#### DATA

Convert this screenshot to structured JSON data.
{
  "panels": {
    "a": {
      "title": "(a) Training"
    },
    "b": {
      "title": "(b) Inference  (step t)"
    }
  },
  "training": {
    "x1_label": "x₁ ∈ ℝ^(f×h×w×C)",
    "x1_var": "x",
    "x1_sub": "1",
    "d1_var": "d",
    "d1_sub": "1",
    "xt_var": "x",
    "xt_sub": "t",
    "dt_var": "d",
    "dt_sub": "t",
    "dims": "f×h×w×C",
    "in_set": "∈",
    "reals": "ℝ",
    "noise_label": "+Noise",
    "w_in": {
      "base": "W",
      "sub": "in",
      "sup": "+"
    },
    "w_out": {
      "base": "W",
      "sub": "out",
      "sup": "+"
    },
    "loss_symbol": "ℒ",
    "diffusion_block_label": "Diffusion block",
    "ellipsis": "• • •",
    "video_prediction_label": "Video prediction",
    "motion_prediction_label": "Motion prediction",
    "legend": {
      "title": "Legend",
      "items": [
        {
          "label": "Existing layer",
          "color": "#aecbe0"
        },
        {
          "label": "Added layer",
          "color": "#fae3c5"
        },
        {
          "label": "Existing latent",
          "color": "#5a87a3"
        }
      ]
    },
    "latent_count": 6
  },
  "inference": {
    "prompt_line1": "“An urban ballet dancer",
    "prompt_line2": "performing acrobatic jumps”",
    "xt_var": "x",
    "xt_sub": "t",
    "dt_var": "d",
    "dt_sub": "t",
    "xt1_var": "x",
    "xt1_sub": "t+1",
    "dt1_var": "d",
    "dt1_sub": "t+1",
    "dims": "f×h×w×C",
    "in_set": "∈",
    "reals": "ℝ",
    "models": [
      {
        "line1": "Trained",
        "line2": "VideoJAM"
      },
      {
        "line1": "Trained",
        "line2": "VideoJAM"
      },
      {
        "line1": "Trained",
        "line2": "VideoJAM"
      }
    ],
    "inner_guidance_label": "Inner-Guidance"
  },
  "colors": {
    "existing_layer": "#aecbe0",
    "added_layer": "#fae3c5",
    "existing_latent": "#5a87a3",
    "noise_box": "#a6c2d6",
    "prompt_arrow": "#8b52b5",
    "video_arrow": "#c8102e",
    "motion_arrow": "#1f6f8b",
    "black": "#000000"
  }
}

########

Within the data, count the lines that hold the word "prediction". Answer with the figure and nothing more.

## SOLUTION
2